[Component data from apps and pages]
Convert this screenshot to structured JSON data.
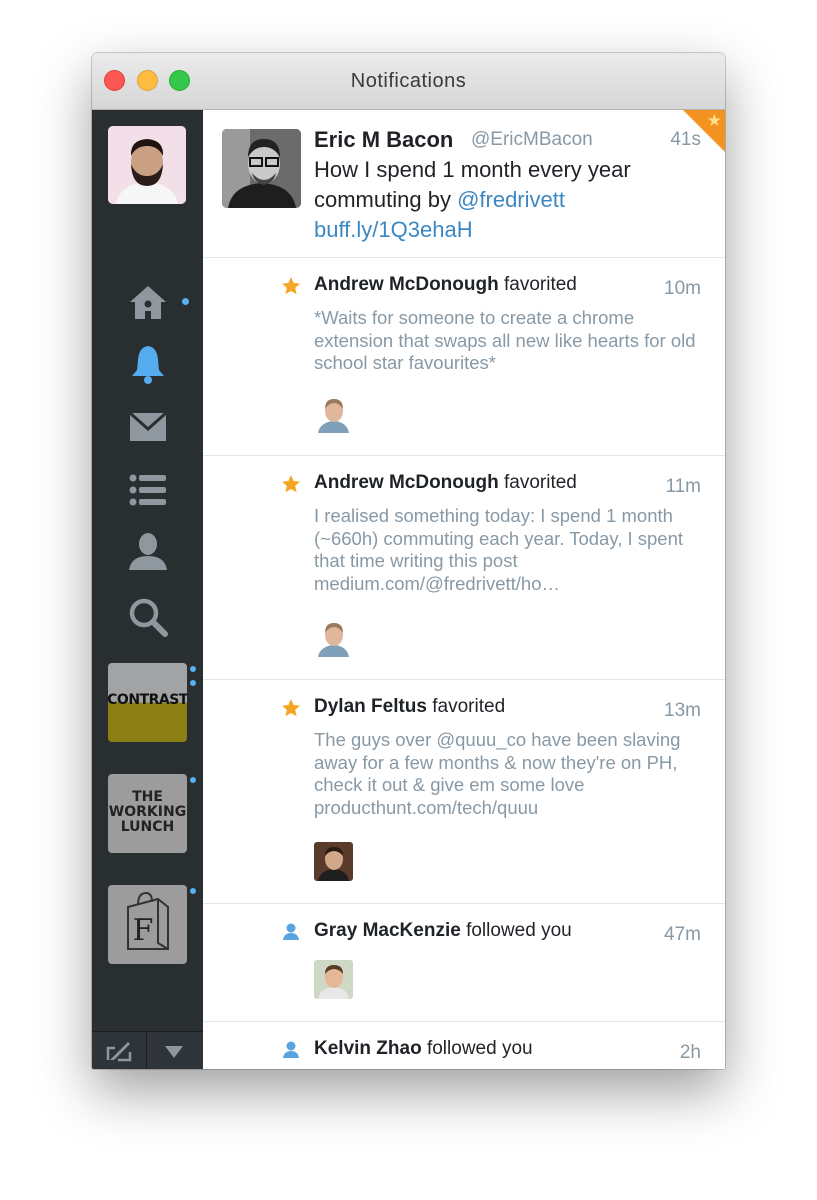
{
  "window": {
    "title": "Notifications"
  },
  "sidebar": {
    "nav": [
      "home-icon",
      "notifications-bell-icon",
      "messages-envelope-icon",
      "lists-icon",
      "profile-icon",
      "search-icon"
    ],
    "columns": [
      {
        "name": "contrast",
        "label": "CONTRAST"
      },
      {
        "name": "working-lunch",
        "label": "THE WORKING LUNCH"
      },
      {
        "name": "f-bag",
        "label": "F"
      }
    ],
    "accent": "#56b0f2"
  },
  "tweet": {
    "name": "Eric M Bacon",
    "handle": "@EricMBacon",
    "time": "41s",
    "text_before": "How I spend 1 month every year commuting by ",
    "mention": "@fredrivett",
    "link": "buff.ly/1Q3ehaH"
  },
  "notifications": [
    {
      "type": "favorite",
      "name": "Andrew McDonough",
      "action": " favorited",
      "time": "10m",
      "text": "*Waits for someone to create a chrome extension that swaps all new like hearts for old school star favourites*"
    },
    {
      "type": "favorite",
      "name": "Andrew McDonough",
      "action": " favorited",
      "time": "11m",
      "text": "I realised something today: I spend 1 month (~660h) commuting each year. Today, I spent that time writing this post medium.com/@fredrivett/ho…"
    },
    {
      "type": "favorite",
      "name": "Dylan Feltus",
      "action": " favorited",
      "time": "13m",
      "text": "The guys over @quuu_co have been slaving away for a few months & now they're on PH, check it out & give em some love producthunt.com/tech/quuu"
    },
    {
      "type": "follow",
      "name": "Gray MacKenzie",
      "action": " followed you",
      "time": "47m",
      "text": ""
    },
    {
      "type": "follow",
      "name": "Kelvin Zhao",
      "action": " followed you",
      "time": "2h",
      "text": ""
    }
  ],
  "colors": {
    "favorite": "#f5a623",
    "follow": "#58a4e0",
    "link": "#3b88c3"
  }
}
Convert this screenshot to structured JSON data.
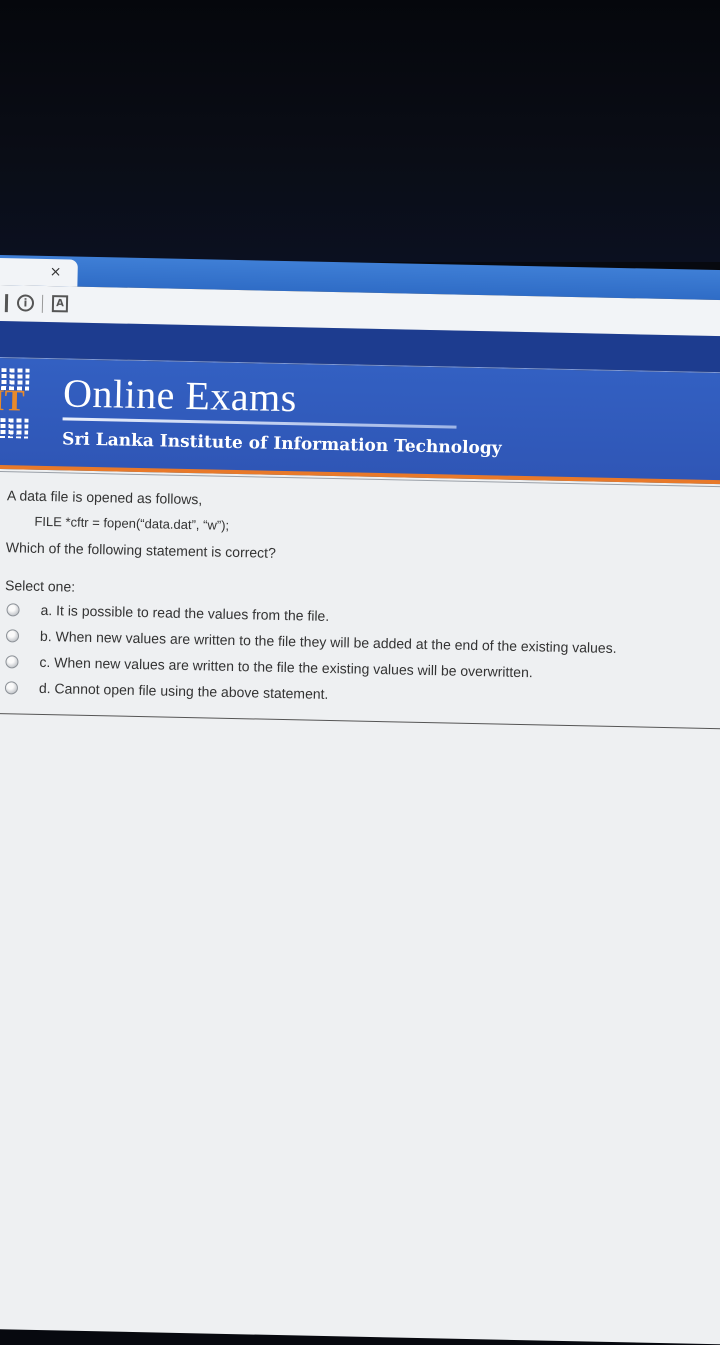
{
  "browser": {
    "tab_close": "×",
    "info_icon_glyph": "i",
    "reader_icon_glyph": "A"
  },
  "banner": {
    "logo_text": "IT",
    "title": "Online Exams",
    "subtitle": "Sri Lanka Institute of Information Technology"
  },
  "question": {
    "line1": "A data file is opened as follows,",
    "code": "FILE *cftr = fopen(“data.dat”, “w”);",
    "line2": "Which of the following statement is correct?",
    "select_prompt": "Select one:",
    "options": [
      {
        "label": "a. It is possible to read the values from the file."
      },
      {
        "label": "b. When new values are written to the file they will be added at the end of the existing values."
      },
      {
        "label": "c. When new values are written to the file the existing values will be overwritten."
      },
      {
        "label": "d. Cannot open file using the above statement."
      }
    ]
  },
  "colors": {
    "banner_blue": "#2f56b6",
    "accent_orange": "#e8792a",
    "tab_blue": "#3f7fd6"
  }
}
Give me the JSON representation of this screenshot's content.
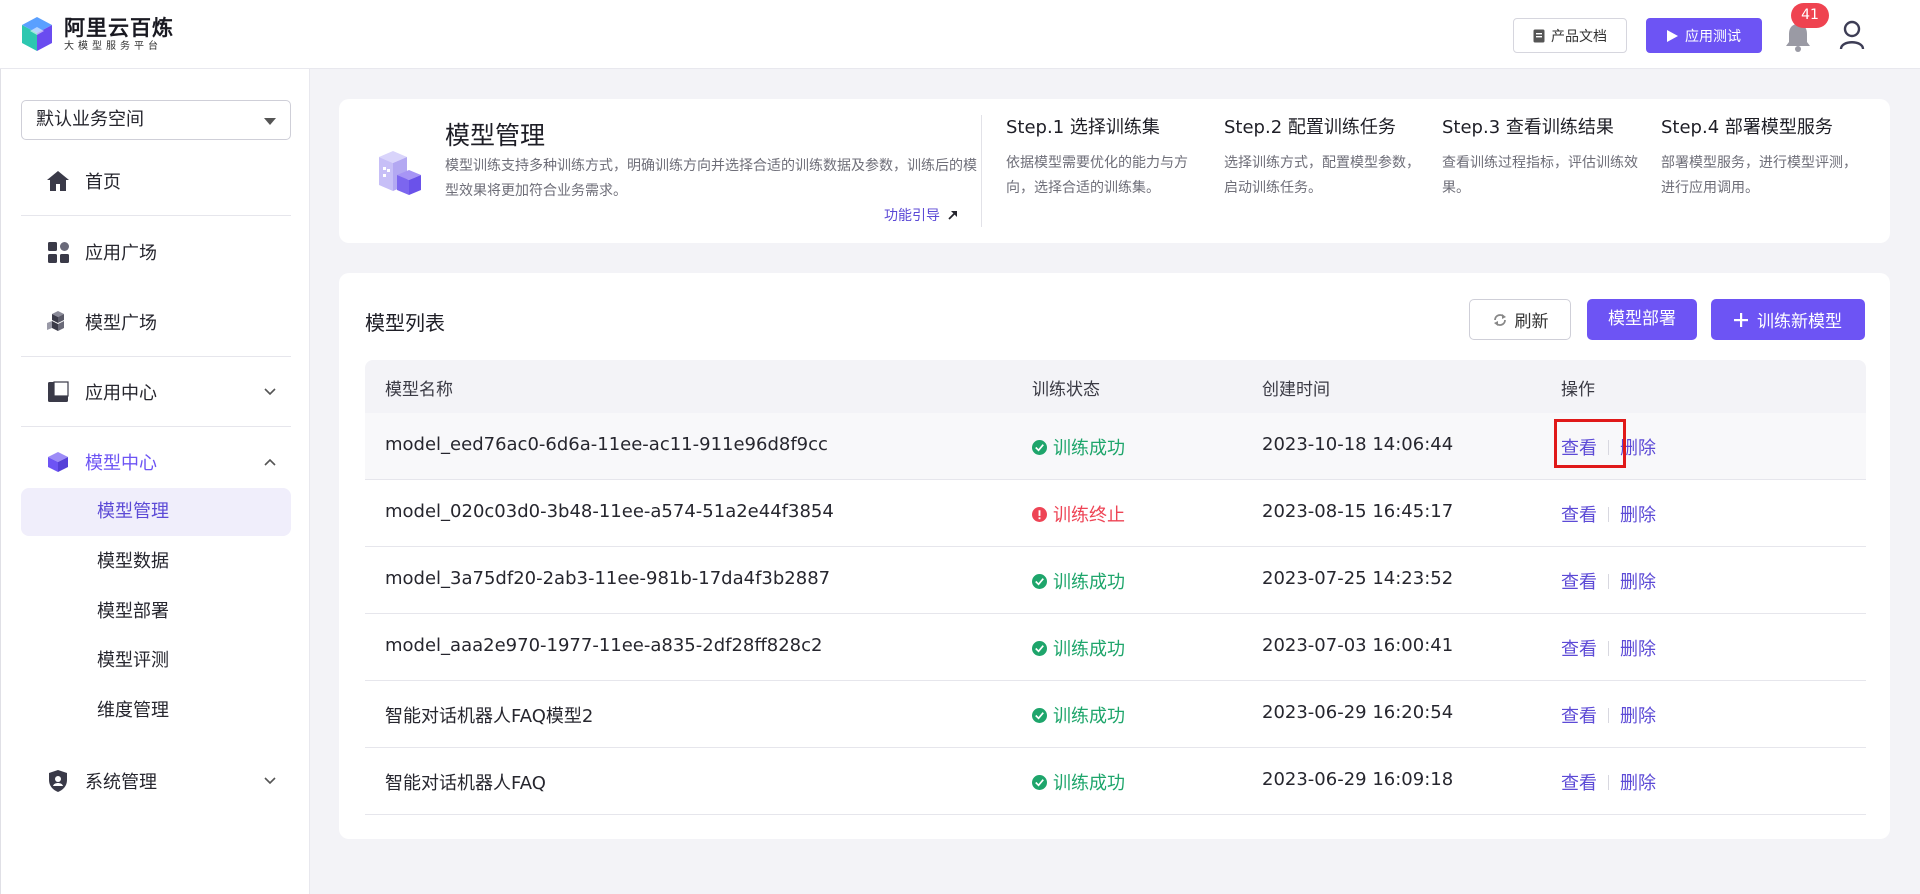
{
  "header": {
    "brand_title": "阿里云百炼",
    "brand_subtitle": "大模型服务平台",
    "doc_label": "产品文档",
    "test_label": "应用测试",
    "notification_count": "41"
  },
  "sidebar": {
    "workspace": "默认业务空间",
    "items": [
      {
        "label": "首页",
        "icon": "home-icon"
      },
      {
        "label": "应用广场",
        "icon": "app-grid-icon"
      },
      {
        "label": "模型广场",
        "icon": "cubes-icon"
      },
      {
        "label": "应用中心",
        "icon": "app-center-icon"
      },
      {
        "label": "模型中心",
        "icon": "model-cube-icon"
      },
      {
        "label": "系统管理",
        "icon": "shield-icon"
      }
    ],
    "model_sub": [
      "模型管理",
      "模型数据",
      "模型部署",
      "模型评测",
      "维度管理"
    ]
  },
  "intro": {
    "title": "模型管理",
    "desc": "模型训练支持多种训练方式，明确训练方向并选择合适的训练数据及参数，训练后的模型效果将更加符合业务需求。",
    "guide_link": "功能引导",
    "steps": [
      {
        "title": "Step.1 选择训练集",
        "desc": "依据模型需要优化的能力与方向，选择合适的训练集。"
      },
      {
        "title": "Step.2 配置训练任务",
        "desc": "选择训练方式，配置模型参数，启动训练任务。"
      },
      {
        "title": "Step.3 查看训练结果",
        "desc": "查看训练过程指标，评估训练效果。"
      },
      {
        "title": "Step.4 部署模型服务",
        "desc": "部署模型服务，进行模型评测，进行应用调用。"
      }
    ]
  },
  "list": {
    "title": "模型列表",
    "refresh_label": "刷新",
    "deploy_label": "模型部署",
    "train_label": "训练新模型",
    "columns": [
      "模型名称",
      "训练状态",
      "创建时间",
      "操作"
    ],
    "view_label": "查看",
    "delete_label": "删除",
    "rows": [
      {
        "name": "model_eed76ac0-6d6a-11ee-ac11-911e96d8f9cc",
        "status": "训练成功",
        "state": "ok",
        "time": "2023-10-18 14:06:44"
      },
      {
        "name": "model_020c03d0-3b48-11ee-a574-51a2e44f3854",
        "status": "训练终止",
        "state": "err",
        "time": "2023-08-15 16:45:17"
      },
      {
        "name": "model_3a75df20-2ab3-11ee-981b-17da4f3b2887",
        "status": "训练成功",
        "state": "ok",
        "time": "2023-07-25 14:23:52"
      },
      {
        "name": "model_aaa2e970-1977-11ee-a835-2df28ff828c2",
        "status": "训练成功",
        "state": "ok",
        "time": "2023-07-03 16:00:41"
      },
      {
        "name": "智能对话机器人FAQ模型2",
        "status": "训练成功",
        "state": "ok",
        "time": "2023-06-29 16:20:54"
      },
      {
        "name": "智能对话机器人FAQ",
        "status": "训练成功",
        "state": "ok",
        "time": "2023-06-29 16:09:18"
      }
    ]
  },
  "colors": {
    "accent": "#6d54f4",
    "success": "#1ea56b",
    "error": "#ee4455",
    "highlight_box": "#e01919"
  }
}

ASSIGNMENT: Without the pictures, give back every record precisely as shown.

RESULT:
Convert this screenshot to structured JSON data.
{
  "window": {
    "title": "Notifications"
  },
  "sidebar": {
    "nav": [
      "home-icon",
      "notifications-bell-icon",
      "messages-envelope-icon",
      "lists-icon",
      "profile-icon",
      "search-icon"
    ],
    "columns": [
      {
        "name": "contrast",
        "label": "CONTRAST"
      },
      {
        "name": "working-lunch",
        "label": "THE WORKING LUNCH"
      },
      {
        "name": "f-bag",
        "label": "F"
      }
    ],
    "accent": "#56b0f2"
  },
  "tweet": {
    "name": "Eric M Bacon",
    "handle": "@EricMBacon",
    "time": "41s",
    "text_before": "How I spend 1 month every year commuting by ",
    "mention": "@fredrivett",
    "link": "buff.ly/1Q3ehaH"
  },
  "notifications": [
    {
      "type": "favorite",
      "name": "Andrew McDonough",
      "action": " favorited",
      "time": "10m",
      "text": "*Waits for someone to create a chrome extension that swaps all new like hearts for old school star favourites*"
    },
    {
      "type": "favorite",
      "name": "Andrew McDonough",
      "action": " favorited",
      "time": "11m",
      "text": "I realised something today: I spend 1 month (~660h) commuting each year. Today, I spent that time writing this post medium.com/@fredrivett/ho…"
    },
    {
      "type": "favorite",
      "name": "Dylan Feltus",
      "action": " favorited",
      "time": "13m",
      "text": "The guys over @quuu_co have been slaving away for a few months & now they're on PH, check it out & give em some love producthunt.com/tech/quuu"
    },
    {
      "type": "follow",
      "name": "Gray MacKenzie",
      "action": " followed you",
      "time": "47m",
      "text": ""
    },
    {
      "type": "follow",
      "name": "Kelvin Zhao",
      "action": " followed you",
      "time": "2h",
      "text": ""
    }
  ],
  "colors": {
    "favorite": "#f5a623",
    "follow": "#58a4e0",
    "link": "#3b88c3"
  }
}
Convert this screenshot to structured JSON data.
{
  "browser": {
    "tab_close": "×",
    "info_icon_glyph": "i",
    "reader_icon_glyph": "A"
  },
  "banner": {
    "logo_text": "IT",
    "title": "Online Exams",
    "subtitle": "Sri Lanka Institute of Information Technology"
  },
  "question": {
    "line1": "A data file is opened as follows,",
    "code": "FILE *cftr = fopen(“data.dat”, “w”);",
    "line2": "Which of the following statement is correct?",
    "select_prompt": "Select one:",
    "options": [
      {
        "label": "a. It is possible to read the values from the file."
      },
      {
        "label": "b. When new values are written to the file they will be added at the end of the existing values."
      },
      {
        "label": "c. When new values are written to the file the existing values will be overwritten."
      },
      {
        "label": "d. Cannot open file using the above statement."
      }
    ]
  },
  "colors": {
    "banner_blue": "#2f56b6",
    "accent_orange": "#e8792a",
    "tab_blue": "#3f7fd6"
  }
}
Give me the JSON representation of this screenshot's content.
{
  "header": {
    "brand_title": "阿里云百炼",
    "brand_subtitle": "大模型服务平台",
    "doc_label": "产品文档",
    "test_label": "应用测试",
    "notification_count": "41"
  },
  "sidebar": {
    "workspace": "默认业务空间",
    "items": [
      {
        "label": "首页",
        "icon": "home-icon"
      },
      {
        "label": "应用广场",
        "icon": "app-grid-icon"
      },
      {
        "label": "模型广场",
        "icon": "cubes-icon"
      },
      {
        "label": "应用中心",
        "icon": "app-center-icon"
      },
      {
        "label": "模型中心",
        "icon": "model-cube-icon"
      },
      {
        "label": "系统管理",
        "icon": "shield-icon"
      }
    ],
    "model_sub": [
      "模型管理",
      "模型数据",
      "模型部署",
      "模型评测",
      "维度管理"
    ]
  },
  "intro": {
    "title": "模型管理",
    "desc": "模型训练支持多种训练方式，明确训练方向并选择合适的训练数据及参数，训练后的模型效果将更加符合业务需求。",
    "guide_link": "功能引导",
    "steps": [
      {
        "title": "Step.1 选择训练集",
        "desc": "依据模型需要优化的能力与方向，选择合适的训练集。"
      },
      {
        "title": "Step.2 配置训练任务",
        "desc": "选择训练方式，配置模型参数，启动训练任务。"
      },
      {
        "title": "Step.3 查看训练结果",
        "desc": "查看训练过程指标，评估训练效果。"
      },
      {
        "title": "Step.4 部署模型服务",
        "desc": "部署模型服务，进行模型评测，进行应用调用。"
      }
    ]
  },
  "list": {
    "title": "模型列表",
    "refresh_label": "刷新",
    "deploy_label": "模型部署",
    "train_label": "训练新模型",
    "columns": [
      "模型名称",
      "训练状态",
      "创建时间",
      "操作"
    ],
    "view_label": "查看",
    "delete_label": "删除",
    "rows": [
      {
        "name": "model_eed76ac0-6d6a-11ee-ac11-911e96d8f9cc",
        "status": "训练成功",
        "state": "ok",
        "time": "2023-10-18 14:06:44"
      },
      {
        "name": "model_020c03d0-3b48-11ee-a574-51a2e44f3854",
        "status": "训练终止",
        "state": "err",
        "time": "2023-08-15 16:45:17"
      },
      {
        "name": "model_3a75df20-2ab3-11ee-981b-17da4f3b2887",
        "status": "训练成功",
        "state": "ok",
        "time": "2023-07-25 14:23:52"
      },
      {
        "name": "model_aaa2e970-1977-11ee-a835-2df28ff828c2",
        "status": "训练成功",
        "state": "ok",
        "time": "2023-07-03 16:00:41"
      },
      {
        "name": "智能对话机器人FAQ模型2",
        "status": "训练成功",
        "state": "ok",
        "time": "2023-06-29 16:20:54"
      },
      {
        "name": "智能对话机器人FAQ",
        "status": "训练成功",
        "state": "ok",
        "time": "2023-06-29 16:09:18"
      }
    ]
  },
  "colors": {
    "accent": "#6d54f4",
    "success": "#1ea56b",
    "error": "#ee4455",
    "highlight_box": "#e01919"
  }
}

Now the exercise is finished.